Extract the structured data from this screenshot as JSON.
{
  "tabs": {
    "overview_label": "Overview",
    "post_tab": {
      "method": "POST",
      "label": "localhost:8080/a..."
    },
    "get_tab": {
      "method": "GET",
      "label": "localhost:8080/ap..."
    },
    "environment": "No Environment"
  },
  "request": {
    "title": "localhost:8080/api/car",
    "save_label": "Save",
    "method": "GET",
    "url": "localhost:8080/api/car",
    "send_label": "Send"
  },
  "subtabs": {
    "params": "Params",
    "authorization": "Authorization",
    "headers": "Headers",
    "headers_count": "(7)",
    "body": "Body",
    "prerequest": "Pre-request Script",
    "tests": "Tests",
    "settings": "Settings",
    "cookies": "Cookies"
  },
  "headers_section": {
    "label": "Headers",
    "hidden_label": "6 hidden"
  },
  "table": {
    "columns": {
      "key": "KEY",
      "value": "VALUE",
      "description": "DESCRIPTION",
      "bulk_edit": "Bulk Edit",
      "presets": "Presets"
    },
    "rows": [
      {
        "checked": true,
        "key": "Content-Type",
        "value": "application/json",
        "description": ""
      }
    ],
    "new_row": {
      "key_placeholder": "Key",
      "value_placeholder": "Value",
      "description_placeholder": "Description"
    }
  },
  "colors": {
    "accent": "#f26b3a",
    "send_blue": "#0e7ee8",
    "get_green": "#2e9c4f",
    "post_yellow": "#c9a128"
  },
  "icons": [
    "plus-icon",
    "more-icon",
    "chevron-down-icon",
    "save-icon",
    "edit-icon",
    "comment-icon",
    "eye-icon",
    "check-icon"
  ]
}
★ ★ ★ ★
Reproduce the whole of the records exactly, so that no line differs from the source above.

■ Answer section
Extract the structured data from this screenshot as JSON.
{
  "tabs": {
    "overview_label": "Overview",
    "post_tab": {
      "method": "POST",
      "label": "localhost:8080/a..."
    },
    "get_tab": {
      "method": "GET",
      "label": "localhost:8080/ap..."
    },
    "environment": "No Environment"
  },
  "request": {
    "title": "localhost:8080/api/car",
    "save_label": "Save",
    "method": "GET",
    "url": "localhost:8080/api/car",
    "send_label": "Send"
  },
  "subtabs": {
    "params": "Params",
    "authorization": "Authorization",
    "headers": "Headers",
    "headers_count": "(7)",
    "body": "Body",
    "prerequest": "Pre-request Script",
    "tests": "Tests",
    "settings": "Settings",
    "cookies": "Cookies"
  },
  "headers_section": {
    "label": "Headers",
    "hidden_label": "6 hidden"
  },
  "table": {
    "columns": {
      "key": "KEY",
      "value": "VALUE",
      "description": "DESCRIPTION",
      "bulk_edit": "Bulk Edit",
      "presets": "Presets"
    },
    "rows": [
      {
        "checked": true,
        "key": "Content-Type",
        "value": "application/json",
        "description": ""
      }
    ],
    "new_row": {
      "key_placeholder": "Key",
      "value_placeholder": "Value",
      "description_placeholder": "Description"
    }
  },
  "colors": {
    "accent": "#f26b3a",
    "send_blue": "#0e7ee8",
    "get_green": "#2e9c4f",
    "post_yellow": "#c9a128"
  },
  "icons": [
    "plus-icon",
    "more-icon",
    "chevron-down-icon",
    "save-icon",
    "edit-icon",
    "comment-icon",
    "eye-icon",
    "check-icon"
  ]
}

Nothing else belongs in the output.